copyright © 2006 Lyn Horton
Ten years ago, when I started writing about creative improvised music, learning about its history seemed a necessary component. The history of the music is as much a history about the culture that brought it into being. As a novice, save for 15 years' experience with classical and contemporary music, my view of the literature was unbiased. Everything I heard and read opened up new avenues.
But just because I knew, for instance, about the significance of Kind Of Blue, or the fact that John Coltrane had a penchant for arpeggiation, or that Anthony Braxton was the first in improvised music to record a solo album, or that Thelonious Monk re-defined the rhythmic language of jazz, this knowledge did not mean that I would weigh all the music I heard against these models. Quite the contrary, knowing the music of the past compelled me to recognize instances that were similar but not necessarily derivative. Knowing about the past gave me confidence in the act of listening, comfort that I could actually hear improvised music moving in a direction that was foreign to me. In fact, the "foreign" would always be what I strived to know. For me, writing about the music excluded comparing one musician's practice with that of another of which I was already aware.

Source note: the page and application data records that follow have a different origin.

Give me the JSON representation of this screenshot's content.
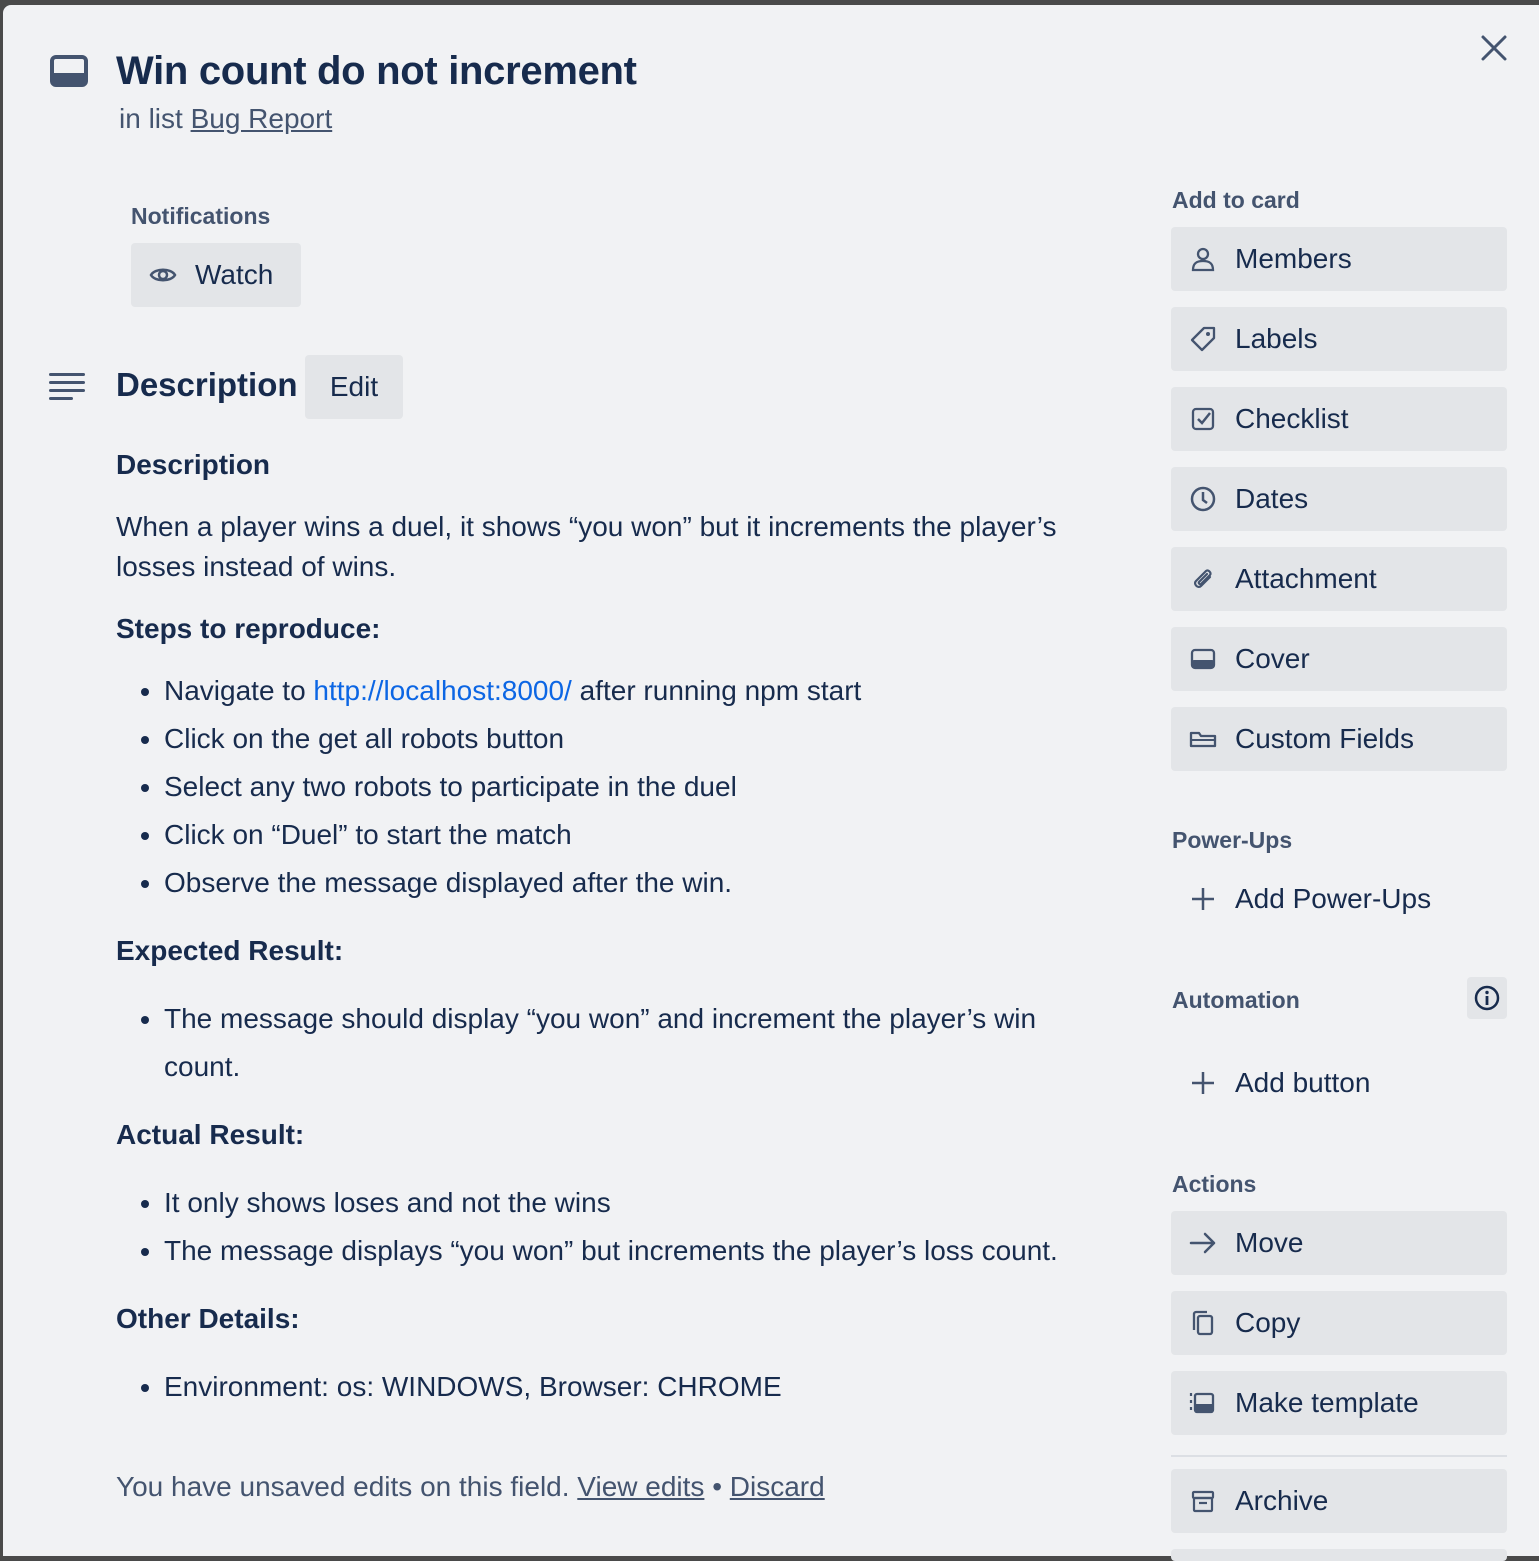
{
  "card": {
    "title": "Win count do not increment",
    "list_prefix": "in list",
    "list_name": "Bug Report"
  },
  "notifications": {
    "label": "Notifications",
    "watch_label": "Watch"
  },
  "description": {
    "heading": "Description",
    "edit_label": "Edit",
    "h_description": "Description",
    "intro": "When a player wins a duel, it shows “you won” but it increments the player’s losses instead of wins.",
    "h_steps": "Steps to reproduce:",
    "step1_pre": "Navigate to",
    "step1_link": "http://localhost:8000/",
    "step1_post": "after running npm start",
    "step2": "Click on the get all robots button",
    "step3": "Select any two robots to participate in the duel",
    "step4": "Click on “Duel” to start the match",
    "step5": "Observe the message displayed after the win.",
    "h_expected": "Expected Result:",
    "expected1": "The message should display “you won” and increment the player’s win count.",
    "h_actual": "Actual Result:",
    "actual1": "It only shows loses and not the wins",
    "actual2": "The message displays “you won” but increments the player’s loss count.",
    "h_other": "Other Details:",
    "other1": "Environment: os: WINDOWS, Browser: CHROME",
    "unsaved_text": "You have unsaved edits on this field.",
    "view_edits": "View edits",
    "separator": "•",
    "discard": "Discard"
  },
  "sidebar": {
    "add_to_card_label": "Add to card",
    "members": "Members",
    "labels": "Labels",
    "checklist": "Checklist",
    "dates": "Dates",
    "attachment": "Attachment",
    "cover": "Cover",
    "custom_fields": "Custom Fields",
    "powerups_label": "Power-Ups",
    "add_powerups": "Add Power-Ups",
    "automation_label": "Automation",
    "add_button": "Add button",
    "actions_label": "Actions",
    "move": "Move",
    "copy": "Copy",
    "make_template": "Make template",
    "archive": "Archive"
  }
}
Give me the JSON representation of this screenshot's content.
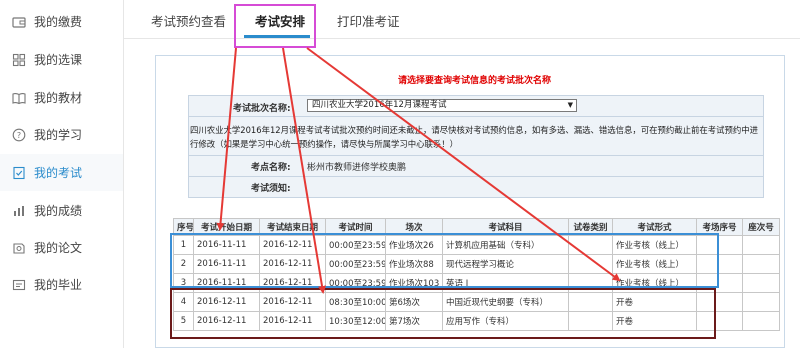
{
  "sidebar": {
    "items": [
      {
        "label": "我的缴费",
        "icon": "wallet-icon",
        "active": false
      },
      {
        "label": "我的选课",
        "icon": "grid-icon",
        "active": false
      },
      {
        "label": "我的教材",
        "icon": "book-icon",
        "active": false
      },
      {
        "label": "我的学习",
        "icon": "question-icon",
        "active": false
      },
      {
        "label": "我的考试",
        "icon": "exam-icon",
        "active": true
      },
      {
        "label": "我的成绩",
        "icon": "bar-chart-icon",
        "active": false
      },
      {
        "label": "我的论文",
        "icon": "paper-icon",
        "active": false
      },
      {
        "label": "我的毕业",
        "icon": "graduation-icon",
        "active": false
      }
    ]
  },
  "tabs": [
    {
      "label": "考试预约查看"
    },
    {
      "label": "考试安排"
    },
    {
      "label": "打印准考证"
    }
  ],
  "colors": {
    "accent": "#2b8ccc",
    "highlight_pink": "#d64bd6",
    "highlight_blue": "#3b8fd6",
    "highlight_dark": "#6b1a1a",
    "arrow_red": "#e53935",
    "prompt_red": "#e00000"
  },
  "prompt": "请选择要查询考试信息的考试批次名称",
  "batch": {
    "label": "考试批次名称:",
    "selected": "四川农业大学2016年12月课程考试"
  },
  "notice": "四川农业大学2016年12月课程考试考试批次预约时间还未截止，请尽快核对考试预约信息，如有多选、漏选、错选信息，可在预约截止前在考试预约中进行修改（如果是学习中心统一预约操作，请尽快与所属学习中心联系！）",
  "site": {
    "label": "考点名称:",
    "value": "彬州市教师进修学校奥鹏"
  },
  "exam_notice": {
    "label": "考试须知:",
    "value": ""
  },
  "table": {
    "headers": [
      "序号",
      "考试开始日期",
      "考试结束日期",
      "考试时间",
      "场次",
      "考试科目",
      "试卷类别",
      "考试形式",
      "考场序号",
      "座次号"
    ],
    "rows": [
      [
        "1",
        "2016-11-11",
        "2016-12-11",
        "00:00至23:59",
        "作业场次26",
        "计算机应用基础（专科）",
        "",
        "作业考核（线上）",
        "",
        ""
      ],
      [
        "2",
        "2016-11-11",
        "2016-12-11",
        "00:00至23:59",
        "作业场次88",
        "现代远程学习概论",
        "",
        "作业考核（线上）",
        "",
        ""
      ],
      [
        "3",
        "2016-11-11",
        "2016-12-11",
        "00:00至23:59",
        "作业场次103",
        "英语 I",
        "",
        "作业考核（线上）",
        "",
        ""
      ],
      [
        "4",
        "2016-12-11",
        "2016-12-11",
        "08:30至10:00",
        "第6场次",
        "中国近现代史纲要（专科）",
        "",
        "开卷",
        "",
        ""
      ],
      [
        "5",
        "2016-12-11",
        "2016-12-11",
        "10:30至12:00",
        "第7场次",
        "应用写作（专科）",
        "",
        "开卷",
        "",
        ""
      ]
    ]
  }
}
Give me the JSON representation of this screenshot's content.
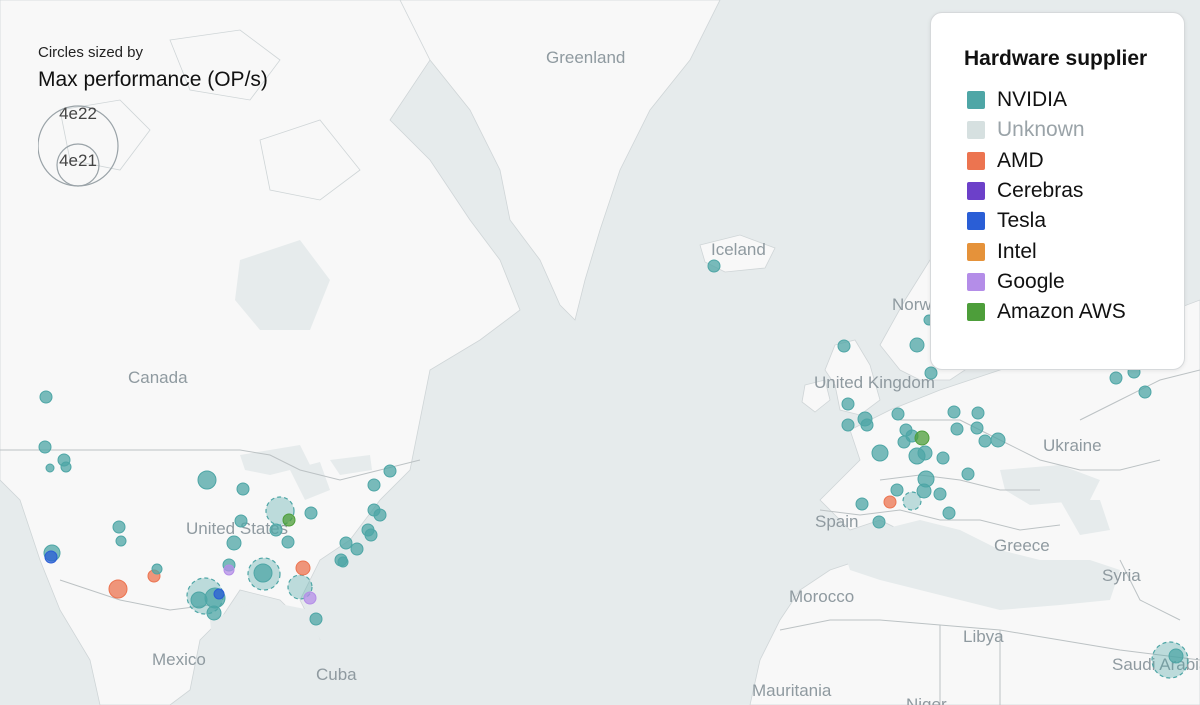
{
  "size_legend": {
    "caption": "Circles sized by",
    "metric": "Max performance (OP/s)",
    "large_value": "4e22",
    "small_value": "4e21"
  },
  "legend": {
    "title": "Hardware supplier",
    "items": [
      {
        "label": "NVIDIA",
        "color": "#4ea6a6",
        "dim": false
      },
      {
        "label": "Unknown",
        "color": "#d6e0e0",
        "dim": true
      },
      {
        "label": "AMD",
        "color": "#ec7450",
        "dim": false
      },
      {
        "label": "Cerebras",
        "color": "#6c40c9",
        "dim": false
      },
      {
        "label": "Tesla",
        "color": "#2a5ed6",
        "dim": false
      },
      {
        "label": "Intel",
        "color": "#e5923a",
        "dim": false
      },
      {
        "label": "Google",
        "color": "#b48de8",
        "dim": false
      },
      {
        "label": "Amazon AWS",
        "color": "#4d9e3a",
        "dim": false
      }
    ]
  },
  "map_labels": [
    "Greenland",
    "Iceland",
    "Canada",
    "United States",
    "Mexico",
    "Cuba",
    "Norway",
    "United Kingdom",
    "Ukraine",
    "Spain",
    "Greece",
    "Morocco",
    "Libya",
    "Syria",
    "Saudi Arabia",
    "Mauritania",
    "Niger"
  ],
  "colors": {
    "water": "#e6ebec",
    "land": "#f8f8f8",
    "border": "#bcc2c4"
  }
}
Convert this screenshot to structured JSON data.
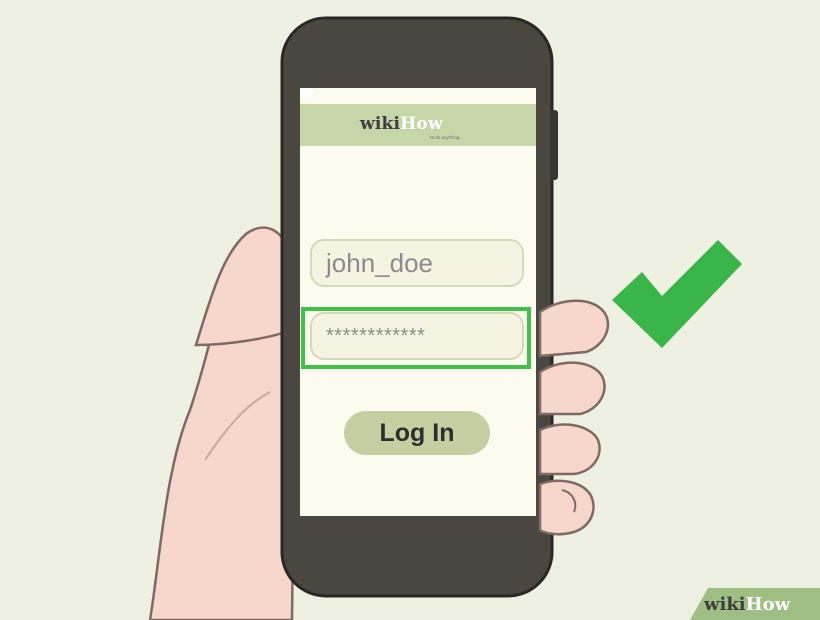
{
  "phone": {
    "app_logo": {
      "part1": "wiki",
      "part2": "How"
    },
    "app_tagline": "to do anything",
    "username_value": "john_doe",
    "password_value": "************",
    "login_label": "Log In"
  },
  "indicators": {
    "field_highlight_color": "#3ec148",
    "checkmark_icon": "checkmark-icon",
    "checkmark_color": "#3ab54a"
  },
  "watermark": {
    "part1": "wiki",
    "part2": "How"
  },
  "colors": {
    "background": "#eef0e2",
    "phone_body": "#4a4640",
    "screen": "#fbfbee",
    "header": "#c5d6a9",
    "button": "#c5cfa2",
    "skin": "#f7d6cb"
  }
}
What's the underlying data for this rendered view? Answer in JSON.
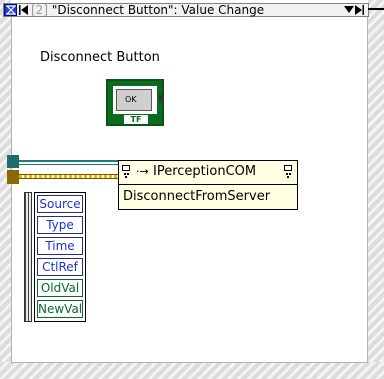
{
  "case_selector": {
    "index_label": "[2]",
    "event_label": "\"Disconnect Button\": Value Change"
  },
  "control": {
    "label": "Disconnect Button",
    "button_text": "OK",
    "type_badge": "TF"
  },
  "invoke_node": {
    "class_name": "IPerceptionCOM",
    "method_name": "DisconnectFromServer",
    "arrow": "·→"
  },
  "event_data": {
    "items": [
      "Source",
      "Type",
      "Time",
      "CtlRef",
      "OldVal",
      "NewVal"
    ]
  },
  "colors": {
    "selector_accent": "#1e3fd9",
    "boolean_green": "#0b6c1f",
    "refnum_teal": "#1e6d70",
    "error_gold": "#e8b800",
    "node_fill": "#ffffe3"
  }
}
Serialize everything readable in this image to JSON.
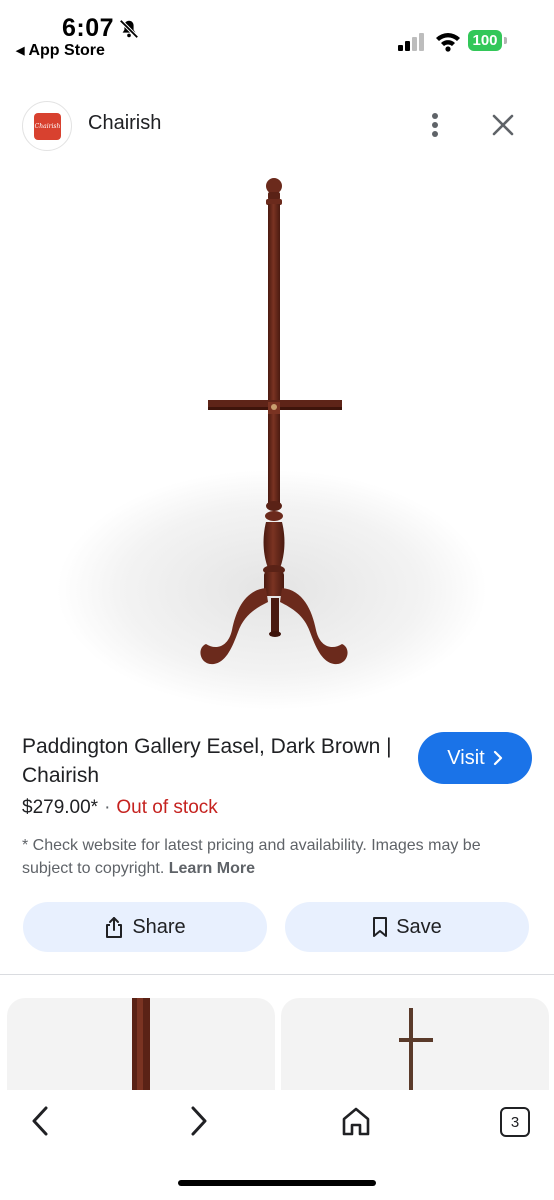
{
  "status_bar": {
    "time": "6:07",
    "back_app": "App Store",
    "battery": "100"
  },
  "header": {
    "logo_text": "Chairish",
    "site_name": "Chairish"
  },
  "product": {
    "title": "Paddington Gallery Easel, Dark Brown | Chairish",
    "price": "$279.00*",
    "separator": "·",
    "stock": "Out of stock",
    "visit_label": "Visit",
    "disclaimer": "* Check website for latest pricing and availability. Images may be subject to copyright.",
    "learn_more": "Learn More"
  },
  "actions": {
    "share_label": "Share",
    "save_label": "Save"
  },
  "nav": {
    "tab_count": "3"
  },
  "colors": {
    "accent": "#1a73e8",
    "out_of_stock": "#c5221f",
    "pill_bg": "#e8f0fe",
    "wood": "#6b2a1c",
    "battery": "#33c759",
    "logo": "#d8412f"
  },
  "icons": [
    "bell-slash-icon",
    "signal-icon",
    "wifi-icon",
    "battery-icon",
    "more-vert-icon",
    "close-icon",
    "chevron-right-icon",
    "share-icon",
    "bookmark-icon",
    "back-arrow-icon",
    "forward-arrow-icon",
    "home-icon",
    "tabs-icon"
  ]
}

It defeats the purpose of writing about the music if one merely recapitulates how the music reflects other music. How about writing about what one hears? For improvisation gives time a personality, becomes a map of time specific to the moment. Musicians who improvise are themselves filtering what they know of the past, but they are also carving out new structures, new ideas about how the music can flow, how it can impact the mind, how it can decode the adventure we call living, if only for a few minutes. Writing about music that occurs once and only once is a means to translate it for those who might not necessarily be aware of it.
Being true to the music as it passes in time might require being enraptured. But reporting rapture is not easy. It is making the subjective objective. In a way, the music goes through the same process itself. The musician takes his or her sensibility, transforms it through an instrument and lays it bare. Writing about that transformation removes it one more time from the musician. Therefore, the writer has assumed a great responsibility, one that requires as much verbal precision, pure musical appreciation and overall insight as possible. It takes insight to make the writing complement the music, but the writing would not happen if the music went unheard.
C o m m e n t s
Reporting the Moments 1 of 2 greendolphin January 30, 06
Lovely article that succinctly but comprehensively articultes the cornerstones of writing effectively about improvised music.